“Carve your name on hearts, not tombstones. A legacy is etched into the minds of others and the stories they share about you.” ―Shannon L. Alder
U.S. District Judge James Brady, who died on Saturday after a brief illness, was the rarest of persons in politics and the law. I knew him for more than 30 years and I cannot recall him speaking a harsh or uncharitable word about another person.
Imagine going through life without indulging in such talk. I can’t do it for a week or, sometimes, more than a day.
Now, imagine spending decades working in the law and politics — leading a state political party, no less — and conducting yourself like that.
Imagine devoting yourself to public affairs and being devoid of personal animus toward other people.
Think about how few people in your life you could describe as such. I know a few, but not many. I know even fewer in politics, in which the coin of the realm is, too often, personal insults, denigrating statements and the airing of petty grievances.
Jim Brady was a man apart. I almost asserted “he was among the best of a bygone era during which politics was not governed by such dark impulses.” Then, I remembered, there never was such an era in American or Louisiana politics.
It was not some golden era that has passed.
Rather, it is Jim Brady — a rare individual, exceedingly modest and compassionate and generous to a fault — who has passed.
Everyone who knew Jim has a story — or many stories — about his kind and thoughtful ways. Jim treated everyone with dignity and respect.
He was one of the most thoughtful and considerate people I knew. Hardly six weeks went by Jim didn’t call to compliment me about something — a column, a radio appearance, some minor distinction that few in my life, but Jim, took note of.

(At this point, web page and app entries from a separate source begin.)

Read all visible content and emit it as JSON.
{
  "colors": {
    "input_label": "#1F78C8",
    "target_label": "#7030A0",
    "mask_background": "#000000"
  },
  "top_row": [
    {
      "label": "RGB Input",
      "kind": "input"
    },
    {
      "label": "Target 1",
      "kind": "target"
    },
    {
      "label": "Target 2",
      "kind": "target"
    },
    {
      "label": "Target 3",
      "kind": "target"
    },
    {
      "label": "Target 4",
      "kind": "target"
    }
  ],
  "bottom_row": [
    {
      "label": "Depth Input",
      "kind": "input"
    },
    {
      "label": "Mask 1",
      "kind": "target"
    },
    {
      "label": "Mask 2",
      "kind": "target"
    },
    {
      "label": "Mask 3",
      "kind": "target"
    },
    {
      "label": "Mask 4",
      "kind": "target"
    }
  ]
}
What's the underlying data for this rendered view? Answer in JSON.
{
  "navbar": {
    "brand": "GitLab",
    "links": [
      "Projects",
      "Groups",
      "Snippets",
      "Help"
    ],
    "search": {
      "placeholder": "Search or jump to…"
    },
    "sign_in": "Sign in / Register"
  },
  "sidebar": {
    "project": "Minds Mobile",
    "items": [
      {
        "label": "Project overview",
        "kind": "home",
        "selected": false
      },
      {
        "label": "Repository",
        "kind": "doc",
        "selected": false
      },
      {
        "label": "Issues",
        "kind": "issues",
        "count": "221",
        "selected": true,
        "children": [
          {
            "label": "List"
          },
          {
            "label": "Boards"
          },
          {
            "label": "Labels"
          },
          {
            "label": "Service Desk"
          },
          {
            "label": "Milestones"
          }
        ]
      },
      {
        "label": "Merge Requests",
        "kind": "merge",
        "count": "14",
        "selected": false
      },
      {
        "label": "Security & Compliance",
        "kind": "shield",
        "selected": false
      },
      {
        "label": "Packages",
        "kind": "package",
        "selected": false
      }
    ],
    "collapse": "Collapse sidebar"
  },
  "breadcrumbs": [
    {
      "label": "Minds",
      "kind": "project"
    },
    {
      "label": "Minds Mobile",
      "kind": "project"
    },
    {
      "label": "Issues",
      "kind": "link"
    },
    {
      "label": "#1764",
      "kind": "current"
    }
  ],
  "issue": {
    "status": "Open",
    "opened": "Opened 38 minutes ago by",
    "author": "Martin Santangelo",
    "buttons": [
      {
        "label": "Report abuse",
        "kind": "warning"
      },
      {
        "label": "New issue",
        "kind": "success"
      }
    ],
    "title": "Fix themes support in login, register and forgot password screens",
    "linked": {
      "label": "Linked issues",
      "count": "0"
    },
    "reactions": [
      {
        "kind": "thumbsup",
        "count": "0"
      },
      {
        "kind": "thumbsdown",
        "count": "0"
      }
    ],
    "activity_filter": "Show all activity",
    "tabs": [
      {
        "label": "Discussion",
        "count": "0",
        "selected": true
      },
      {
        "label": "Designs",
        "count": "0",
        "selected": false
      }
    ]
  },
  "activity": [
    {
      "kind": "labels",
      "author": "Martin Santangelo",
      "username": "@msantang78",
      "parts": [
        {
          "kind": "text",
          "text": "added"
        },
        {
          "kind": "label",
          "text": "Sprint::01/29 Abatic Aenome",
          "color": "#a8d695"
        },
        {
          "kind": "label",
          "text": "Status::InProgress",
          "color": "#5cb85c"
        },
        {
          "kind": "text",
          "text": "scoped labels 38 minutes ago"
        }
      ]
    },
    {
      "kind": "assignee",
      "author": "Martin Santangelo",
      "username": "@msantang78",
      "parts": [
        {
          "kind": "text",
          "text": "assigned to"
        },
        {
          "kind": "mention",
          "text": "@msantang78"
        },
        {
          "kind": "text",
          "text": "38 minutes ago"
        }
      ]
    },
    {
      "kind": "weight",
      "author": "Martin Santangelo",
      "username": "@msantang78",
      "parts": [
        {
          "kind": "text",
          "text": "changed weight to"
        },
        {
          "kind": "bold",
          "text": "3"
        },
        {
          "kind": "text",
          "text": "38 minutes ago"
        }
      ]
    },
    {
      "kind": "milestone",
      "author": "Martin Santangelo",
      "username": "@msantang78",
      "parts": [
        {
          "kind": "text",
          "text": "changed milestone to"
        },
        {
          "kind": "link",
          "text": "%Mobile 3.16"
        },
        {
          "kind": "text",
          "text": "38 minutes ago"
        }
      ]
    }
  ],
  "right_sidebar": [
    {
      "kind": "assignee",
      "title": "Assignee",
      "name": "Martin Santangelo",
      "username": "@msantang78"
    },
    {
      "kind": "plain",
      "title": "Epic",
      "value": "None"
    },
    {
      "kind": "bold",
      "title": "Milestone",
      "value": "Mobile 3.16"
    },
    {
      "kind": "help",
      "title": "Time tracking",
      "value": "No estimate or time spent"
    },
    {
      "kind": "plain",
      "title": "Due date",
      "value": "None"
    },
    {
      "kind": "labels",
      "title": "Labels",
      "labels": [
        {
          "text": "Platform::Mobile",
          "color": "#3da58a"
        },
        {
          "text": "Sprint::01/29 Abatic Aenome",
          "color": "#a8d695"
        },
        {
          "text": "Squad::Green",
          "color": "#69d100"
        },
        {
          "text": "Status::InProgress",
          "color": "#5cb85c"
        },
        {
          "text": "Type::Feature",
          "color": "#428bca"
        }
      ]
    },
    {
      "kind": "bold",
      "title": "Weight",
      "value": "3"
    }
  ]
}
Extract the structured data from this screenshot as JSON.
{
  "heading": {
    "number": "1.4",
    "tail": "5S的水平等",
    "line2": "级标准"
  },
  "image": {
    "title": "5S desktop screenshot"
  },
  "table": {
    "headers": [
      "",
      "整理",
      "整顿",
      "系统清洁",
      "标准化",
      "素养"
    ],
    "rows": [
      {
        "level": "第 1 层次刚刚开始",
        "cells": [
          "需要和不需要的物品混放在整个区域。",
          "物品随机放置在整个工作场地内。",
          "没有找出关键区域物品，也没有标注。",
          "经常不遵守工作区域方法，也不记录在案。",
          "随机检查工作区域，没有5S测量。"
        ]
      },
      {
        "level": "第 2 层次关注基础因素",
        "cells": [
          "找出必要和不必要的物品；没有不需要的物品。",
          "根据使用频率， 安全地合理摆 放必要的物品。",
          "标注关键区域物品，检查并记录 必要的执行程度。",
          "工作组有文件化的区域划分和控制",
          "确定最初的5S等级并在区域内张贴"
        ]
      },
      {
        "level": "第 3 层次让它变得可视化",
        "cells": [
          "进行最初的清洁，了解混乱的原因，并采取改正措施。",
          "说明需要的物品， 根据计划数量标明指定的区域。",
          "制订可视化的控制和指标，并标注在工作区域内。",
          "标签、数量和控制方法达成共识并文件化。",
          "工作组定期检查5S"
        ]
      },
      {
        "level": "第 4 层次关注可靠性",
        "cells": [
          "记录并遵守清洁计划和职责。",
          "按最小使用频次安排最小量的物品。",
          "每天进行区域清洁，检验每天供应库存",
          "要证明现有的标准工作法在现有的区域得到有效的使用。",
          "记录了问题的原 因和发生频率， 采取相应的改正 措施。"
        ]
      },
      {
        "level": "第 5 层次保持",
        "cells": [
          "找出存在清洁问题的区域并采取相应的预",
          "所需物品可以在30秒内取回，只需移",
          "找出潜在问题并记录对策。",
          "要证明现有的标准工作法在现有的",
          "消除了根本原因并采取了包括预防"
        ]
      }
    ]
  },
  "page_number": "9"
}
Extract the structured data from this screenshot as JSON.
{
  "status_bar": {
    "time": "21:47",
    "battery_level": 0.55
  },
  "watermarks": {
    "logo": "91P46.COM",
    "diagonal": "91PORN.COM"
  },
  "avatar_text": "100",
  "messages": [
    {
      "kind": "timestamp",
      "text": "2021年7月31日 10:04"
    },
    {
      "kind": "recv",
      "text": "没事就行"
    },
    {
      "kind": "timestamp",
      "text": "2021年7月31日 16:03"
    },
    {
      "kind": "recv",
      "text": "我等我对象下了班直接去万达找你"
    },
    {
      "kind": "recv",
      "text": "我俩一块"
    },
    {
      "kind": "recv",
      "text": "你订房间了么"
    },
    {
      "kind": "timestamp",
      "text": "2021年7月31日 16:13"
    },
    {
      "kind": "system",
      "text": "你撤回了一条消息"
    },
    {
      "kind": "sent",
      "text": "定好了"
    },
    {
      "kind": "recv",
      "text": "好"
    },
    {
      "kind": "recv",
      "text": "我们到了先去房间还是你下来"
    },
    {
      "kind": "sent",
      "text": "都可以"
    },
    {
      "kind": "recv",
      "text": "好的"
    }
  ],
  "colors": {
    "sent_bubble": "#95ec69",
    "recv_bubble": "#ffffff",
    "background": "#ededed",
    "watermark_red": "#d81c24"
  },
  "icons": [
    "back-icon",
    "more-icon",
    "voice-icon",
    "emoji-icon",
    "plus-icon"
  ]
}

He not only noticed; he also called. And after each phone call from Jim, I thought: I wish I were more like that — thoughtful, caring and taking the time to make a call.
And here’s the thing: I know I was only one among dozens of friends who received phone calls like that.
Jim Brady gave his friendship — and did not request anything in return.
I know many generous people. I know many thoughtful people. I know many compassionate people. I know many people who are ethical to a fault and faithful to their families and friends. Jim Brady was that person in my life who represented the best balance of those fine qualities and more.
He was simply, as one of his good friends told me this morning, “the best.”
Rest in peace, friend.